An inflatable paddleboard (iSUP) gives paddlers the opportunity to travel with ease, explore more and get off the beaten track. Alex Sergison from Adventure4All was heading to Iceland on holiday, hoping to see the Northern Lights, but decided he couldn’t go without a SUP! So he packed his Naish N1SCO iSUP (or so he thought!) and headed north. Alex shares his trip and chilly SUP Iceland paddling experience with SUPboarder…
Everywhere we read, everyone we asked, all we heard was “Iceland isn’t as cold as you think”….
We arrived at the train station in Weymouth early. Bags packed, smiles on our faces and excitement brimming over. It was only going to be a short trip to Iceland over the 5 nights, but our itinerary was full of adventure and we hoped mind blowing sights…
After a frantic dash from work our hearts started to calm and pre holiday bliss began to enshroud us. It was then I suddenly remembered my fin. The one that was sitting on a bench in our store. The one that was 20 minutes drive from where we were. With 5 minutes until the train was due to depart there was no time to race back and save the day.
Settling into our seats I tried to console myself the board had only been an after thought. We weren’t really going to SUP. It didn’t matter, from the moment that I had read about Jökulsárlón, a lagoon at the foot of the giant Vatnajökull glacier and play pen for mini icebergs before they escaped into the sea, I knew I had to paddle there. Featured in James Bond, Batman and a whole clutch of big screen smashes Jökulsárlón was reputed to be beyond photogenic.
As we pulled slowly out of the station I knew I couldn’t let this go. The first desperate call went to Stu a friend who worked just up the line in Poole. Maybe he would have one in his van. No answer. Next a call to a Poole based SUP shop, followed rapidly by an even more desperate one to another in Southampton. Maybe they could get a fin to the station. Both calls were greeted incredibly sympathetically, but no good, they didn’t have a fin for my N1SCO in stock.
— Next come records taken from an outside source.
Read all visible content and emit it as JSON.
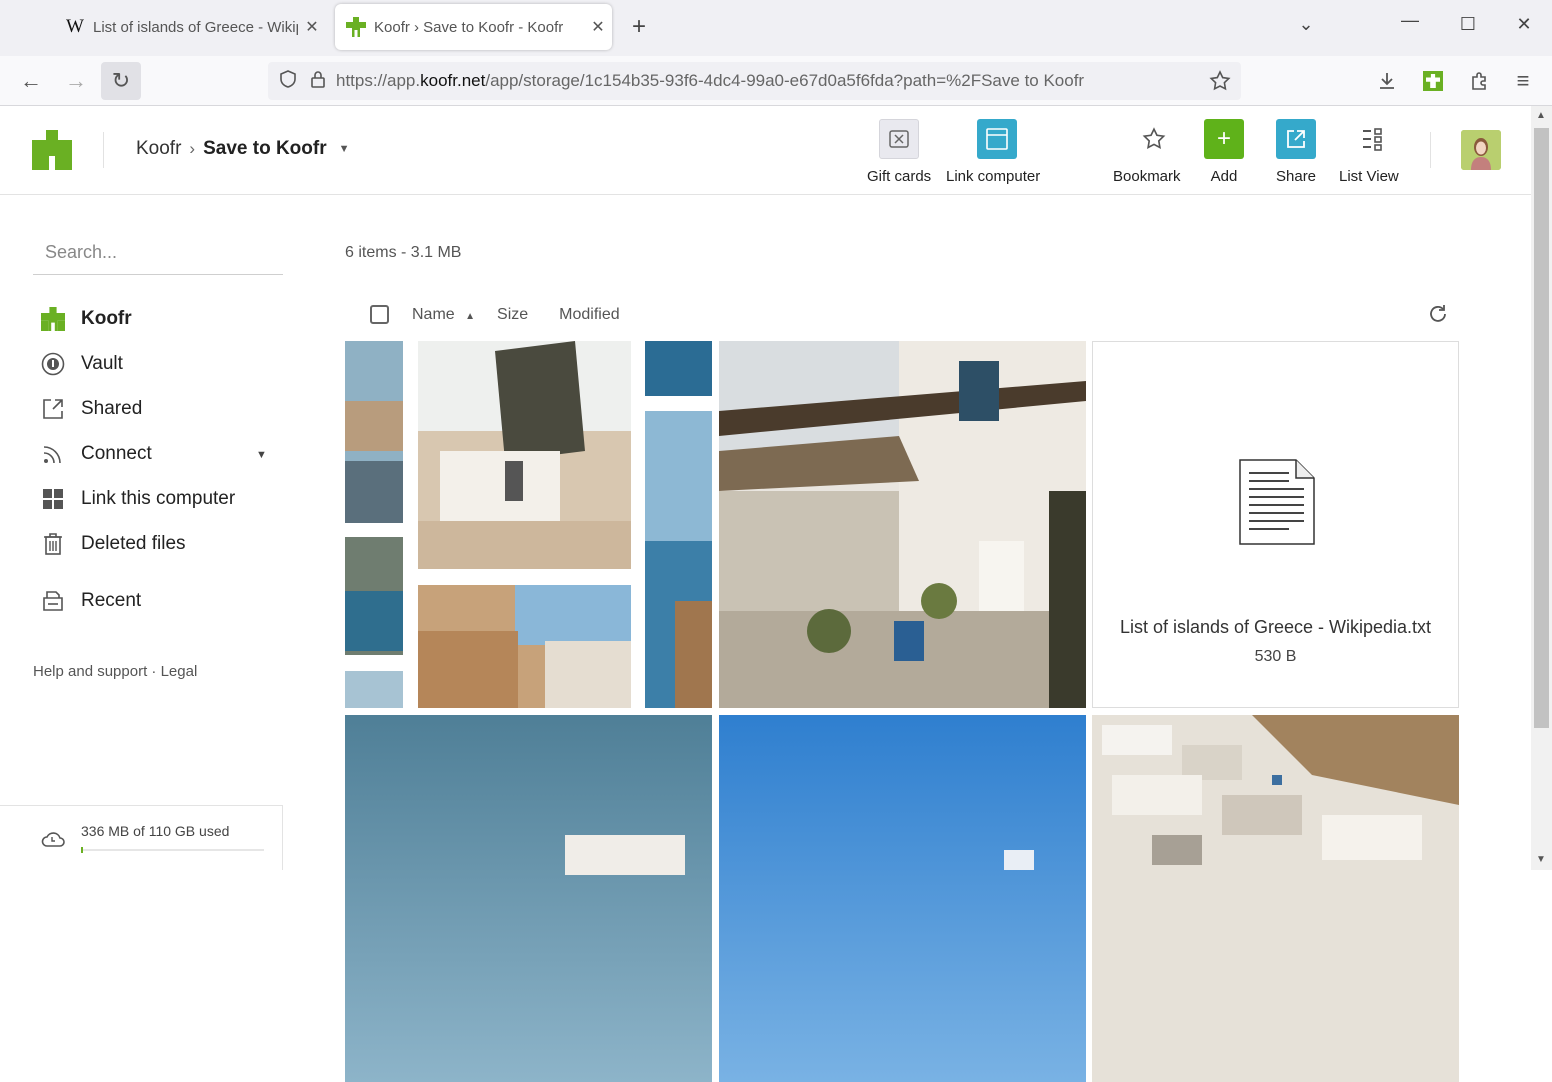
{
  "browser": {
    "tabs": [
      {
        "title": "List of islands of Greece - Wikip",
        "favicon": "W"
      },
      {
        "title": "Koofr › Save to Koofr - Koofr"
      }
    ],
    "url_prefix": "https://app.",
    "url_domain": "koofr.net",
    "url_rest": "/app/storage/1c154b35-93f6-4dc4-99a0-e67d0a5f6fda?path=%2FSave to Koofr"
  },
  "header": {
    "breadcrumb_root": "Koofr",
    "breadcrumb_current": "Save to Koofr",
    "buttons": {
      "gift_cards": "Gift cards",
      "link_computer": "Link computer",
      "bookmark": "Bookmark",
      "add": "Add",
      "share": "Share",
      "list_view": "List View"
    }
  },
  "sidebar": {
    "search_placeholder": "Search...",
    "items": [
      {
        "label": "Koofr"
      },
      {
        "label": "Vault"
      },
      {
        "label": "Shared"
      },
      {
        "label": "Connect"
      },
      {
        "label": "Link this computer"
      },
      {
        "label": "Deleted files"
      },
      {
        "label": "Recent"
      }
    ],
    "help": "Help and support",
    "legal": "Legal",
    "storage_text": "336 MB of 110 GB used",
    "storage_fraction": 0.003
  },
  "content": {
    "summary": "6 items - 3.1 MB",
    "columns": {
      "name": "Name",
      "size": "Size",
      "modified": "Modified"
    },
    "file": {
      "name": "List of islands of Greece - Wikipedia.txt",
      "size": "530 B"
    }
  },
  "colors": {
    "brand_green": "#6ab023",
    "add_green": "#5fb21a",
    "teal": "#35a9cb"
  }
}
Both immediately suggested I call Callum in Weymouth. Sick to the stomach I had to explain we were heading away from Weymouth, that I knew Callum who is a friend of ours, and was well aware his shop 109 Watersports would be able to help me find any fin I wanted.
Last chance, Active 360 in London. I rapidly explained the situation to a lovely girl at their base who immediately gave me the owners mobile. Shortly later a plan was hatched. We would detour across London, meet at Kew Bridge and then taxi up to Heathrow to make it just in time for our flight. Clockwork it wasn’t quite, as the trains weren’t running to schedule. Never the less a hero was realised in the owner of Active 360. Well after he should have been home and free from work, he pulled up at the station on his bike, fin in hand, grinning. He had already pre booked a taxi for us and shortly later we pulled up to the airport with time to spare.
A brief 3 hour flight and we were in Iceland. Car collected we finally arrived at our hotel at 1:30 a.m. Me relieved to have a chance to paddle an ice lagoon and Katy relieved to have a narrow escape from a severely grizzly boyfriend!
The next day we pottered around Reykjavik, drank coffee, ate salted cod, got laughed at for wearing flip flops as the first light snow danced around us, and generally mooched to our hearts content. A lovely city, especially when decorated in glittering Christmas lights and encircled by snow frosted mountains. The perfect place to catch your breath before heading out into the wilds of Iceland.
The next morning we were up and driving well before day break. Although when the sun doesn’t rise until 10:30 during the winter, that isn’t too much of a challenge. We brushed the snow from our little car and cautiously headed out through the ice. It is astonishing how the temperature drops as you leave the coast and slowly climb into the hills. By the time we pulled up at Thingvellir National Park into thick virgin snow our thermometer read -13°c. Now I may admittedly come from the South Coast of UK, and I do head further south as soon as the winter rears it’s head each year, but I am sure in anyone’s book, -13°c is cold. The realisation that I would be SUPing in this 24 hours later left me a little nervous.
Thingvellir is the most sacred place in Iceland, it is the home of their first parliament. More impressively it is a place you can walk between the two tectonic plates of Europe and America, gently absorbing a sense of earths power, and the forces capable of driving these two great plates apart carving our landscape from solid rock. Awe inspiring
Next on the list was Gullfoss, reputably one of the most powerful waterfalls in Europe and not somewhere to SUP. The spray is intense and the vapour instantly freezes to your hair and clothes. Icicles hang from the rugged cliffs around the falls and the snow capped hills do nothing to lesson the wild atmosphere.
Last stop of the day, and no less impressive, a sulphurous, steaming geyser. Actually home of “The Geysir” for whom all other geysers are named, this is an area of boiling pools of water churning between snowy boulders. Although Geysir no longer blows, his sister Strokkur does. Almost to clockwork every 10 minutes she erupts and for a moment the sun dances through the vapour and multiple rainbows appear accompanied by whoops of joy from onlookers waiting eagerly at her base.